Additionally, according to a release sent out in Nov. 2006 by UHS officials, “UMass Amherst surveys have shown that over 80 percent of [students] who sought mental health care said services helped them stay in school and improve academic performance.”

“I wish I had talked to someone without an emotional connection to me,” said the sophomore interviewed.

She continued by adding that “on top of everything that students have to deal with from family problems to academic issues and all the stresses that go with having a life, traumatic life-changing events can really put a person at dangerous low points. While it is normal to feel sad at times, it can be hard to recognize when those sad points have gone too far. Training people as first-responders can make all the difference because it can prevent someone else from feeling alone enough to hurt themselves.”

While UHS and MHS officials could not be reached for comment, Kerry Morrison, a licensed psychologist working at mental health services and the coordinator of the suicide prevention program, hosted a series of workshops in September training resident life staff on methods to help students who are struggling with mental health issues. Training included role-playing, group discussions and distribution of facts and data on suicide rates among college students.

At the end of her workshop on Sept. 21, Morrison had stressed that she hoped the workshop would help UMass housing resident directors and resident assistants be more aware of the signs of suicide ideation.

Alyssa Creamer can be reached at

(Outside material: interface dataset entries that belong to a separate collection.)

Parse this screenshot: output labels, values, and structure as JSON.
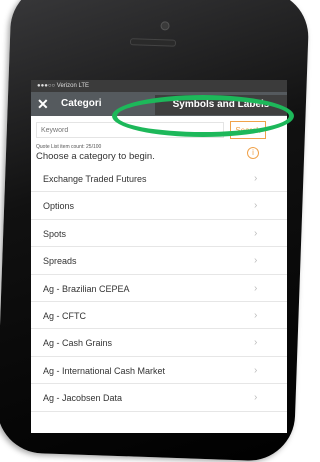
{
  "status": {
    "carrier": "●●●○○ Verizon  LTE"
  },
  "nav": {
    "title": "Categori",
    "close": "✕",
    "button_label": "Symbols and Labels"
  },
  "search": {
    "placeholder": "Keyword",
    "button_label": "Search"
  },
  "quote_count": "Quote List item count: 25/100",
  "prompt": "Choose a category to begin.",
  "info_icon": "i",
  "categories": [
    {
      "label": "Exchange Traded Futures"
    },
    {
      "label": "Options"
    },
    {
      "label": "Spots"
    },
    {
      "label": "Spreads"
    },
    {
      "label": "Ag - Brazilian CEPEA"
    },
    {
      "label": "Ag - CFTC"
    },
    {
      "label": "Ag - Cash Grains"
    },
    {
      "label": "Ag - International Cash Market"
    },
    {
      "label": "Ag - Jacobsen Data"
    }
  ],
  "chevron": "›",
  "colors": {
    "highlight_oval": "#1db85a",
    "accent": "#f0a24a",
    "navbar": "#555a5e"
  }
}
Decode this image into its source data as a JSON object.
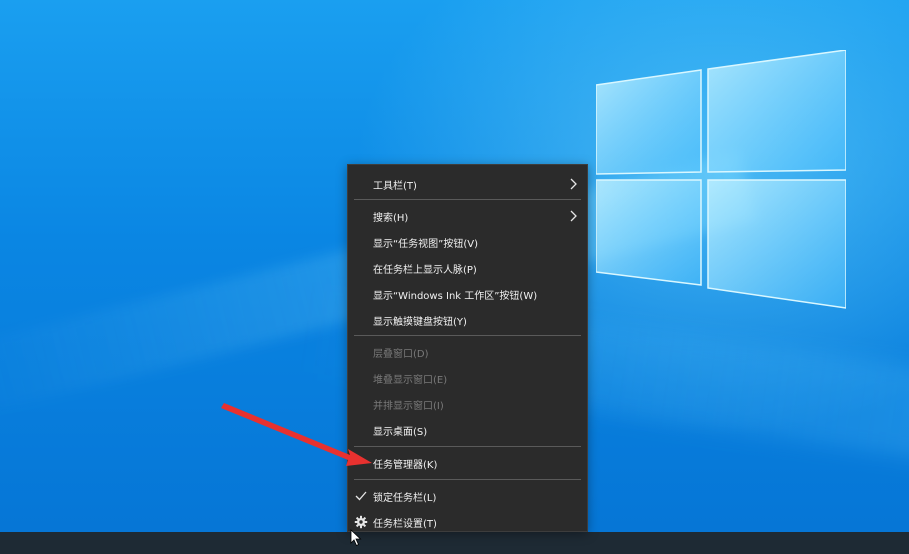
{
  "colors": {
    "menu_bg": "#2b2b2b",
    "menu_text": "#f2f2f2",
    "menu_disabled_text": "#7a7a7a",
    "annotation_arrow": "#e8312f",
    "taskbar": "#1e2a34"
  },
  "context_menu": {
    "items": [
      {
        "label": "工具栏(T)",
        "submenu": true,
        "enabled": true
      },
      {
        "label": "搜索(H)",
        "submenu": true,
        "enabled": true
      },
      {
        "label": "显示“任务视图”按钮(V)",
        "enabled": true
      },
      {
        "label": "在任务栏上显示人脉(P)",
        "enabled": true
      },
      {
        "label": "显示“Windows Ink 工作区”按钮(W)",
        "enabled": true
      },
      {
        "label": "显示触摸键盘按钮(Y)",
        "enabled": true
      },
      {
        "label": "层叠窗口(D)",
        "enabled": false
      },
      {
        "label": "堆叠显示窗口(E)",
        "enabled": false
      },
      {
        "label": "并排显示窗口(I)",
        "enabled": false
      },
      {
        "label": "显示桌面(S)",
        "enabled": true
      },
      {
        "label": "任务管理器(K)",
        "enabled": true
      },
      {
        "label": "锁定任务栏(L)",
        "enabled": true,
        "checked": true,
        "icon": "checkmark-icon"
      },
      {
        "label": "任务栏设置(T)",
        "enabled": true,
        "icon": "gear-icon"
      }
    ]
  }
}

One Response to “UMass Mental Health Services receives grant to aid in suicide prevention among students”
  1. As someone who has struggled with suicidal tendencies all of his life (and I don’t mean the band – there’s no struggle there, they’re great!) I think this is wonderful. College adds so much more stress to people that it’s no wonder so many college aged individuals suffer from this.

Leave A Comment